1. The Size Effect: Smaller companies tend to outperform larger ones over the long term, even after adjusting for risk.

  • Behavioral Explanation: Overconfidence in large caps and neglect of smaller stocks by institutional investors due to transaction costs or information asymmetries could contribute to this anomaly.

2. The Value Effect: Stocks with high book-to-market ratios (value stocks) outperform growth stocks over the long term.

  • Behavioral Explanation: Investors may hold a disposition aversion bias, overreacting to negative news about growth stocks and selling them prematurely while holding onto value stocks due to loss aversion.

3. The January Effect: Stock prices tend to rise in January, particularly for smaller and value stocks.

  • Behavioral Explanation: Tax-loss selling at the end of the year and window dressing by portfolio managers to improve year-end performance could contribute to this seasonal anomaly.

4. The Momentum Effect: Stocks with recent strong past performance continue to outperform the market, even after controlling for risk.

  • Behavioral Explanation: Herding behavior and anchoring on past performance may lead investors to chase momentum stocks, pushing their prices beyond what fundamentals justify.

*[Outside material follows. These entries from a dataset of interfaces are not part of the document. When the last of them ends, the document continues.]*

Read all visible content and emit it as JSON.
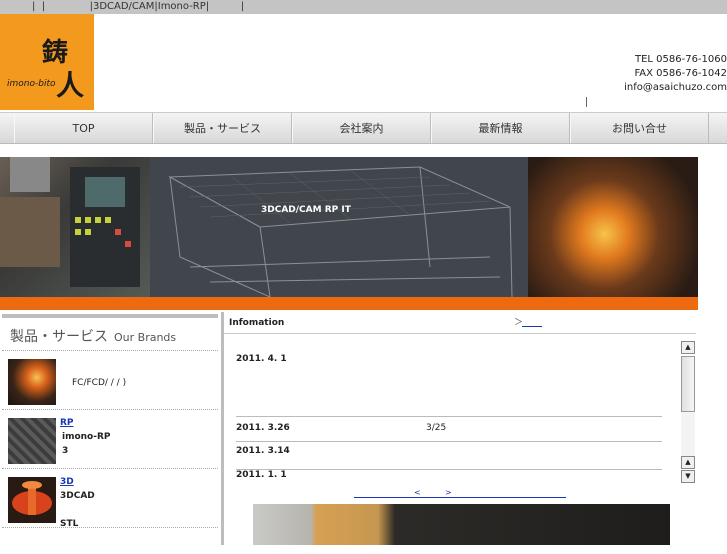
{
  "topbar": {
    "text": "|  |              |3DCAD/CAM|Imono-RP|          |"
  },
  "logo": {
    "kanji_top": "鋳",
    "kanji_bottom": "人",
    "romaji": "imono-bito"
  },
  "contact": {
    "tel": "TEL 0586-76-1060",
    "fax": "FAX 0586-76-1042",
    "email": "info@asaichuzo.com"
  },
  "nav": {
    "items": [
      "TOP",
      "製品・サービス",
      "会社案内",
      "最新情報",
      "お問い合せ"
    ]
  },
  "banner": {
    "text": "3DCAD/CAM  RP    IT"
  },
  "products": {
    "title": "製品・サービス",
    "title_en": "Our Brands",
    "items": [
      {
        "link": "",
        "line1": "FC/FCD/    /    /      )",
        "line2": ""
      },
      {
        "link": "RP",
        "line1": "imono-RP",
        "line2": "3"
      },
      {
        "link": "3D",
        "line1": "3DCAD",
        "line2": "STL"
      }
    ]
  },
  "info": {
    "label": "Infomation",
    "arrow": "＞",
    "news": [
      {
        "date": "2011. 4. 1",
        "text": ""
      },
      {
        "date": "2011. 3.26",
        "text": "3/25"
      },
      {
        "date": "2011. 3.14",
        "text": ""
      },
      {
        "date": "2011. 1. 1",
        "text": ""
      }
    ],
    "pager_prev": "<",
    "pager_next": ">"
  },
  "scroll": {
    "up": "▲",
    "down1": "▲",
    "down2": "▼"
  }
}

5. The Overreaction Hypothesis: Stock prices overreact to both positive and negative news, leading to temporary deviations from intrinsic value.

  • Behavioral Explanation: Limited attention spans and reliance on heuristics can lead to misinterpretations of news and knee-jerk reactions, creating short-term anomalies before rational arbitrage forces prices back into equilibrium.

Limitations and Critiques:

  • Behavioral finance explanations for anomalies are often post-hoc rationalizations and lack definitive proof of causality.
  • Quantifying the relative impact of behavioral biases compared to other factors influencing anomalies is challenging.
  • Critics argue that the EMH can still hold true in the long run, with anomalies representing short-term deviations eventually corrected by arbitrage.

Implications for Investors:

  • An understanding of behavioral biases can help investors avoid potential pitfalls and make more informed decisions.
  • Diversification and a long-term investment horizon can mitigate the impact of irrational market movements.
  • Active investment strategies might benefit from exploiting inefficiencies caused by behavioral biases, but require careful analysis and risk management.

The Path Forward:

  • Combining behavioral finance insights with traditional economic models can offer a more holistic understanding of market dynamics.
  • Further research is needed to refine our understanding of specific biases and their impact on individual anomalies.
  • Integrating behavioral finance concepts into financial education can help investors make more informed and rational decisions.

By unraveling the role of behavioral biases in pricing anomalies, we can gain deeper insights into market behavior and develop more effective investment strategies that navigate the complexities of real-world financial decisions.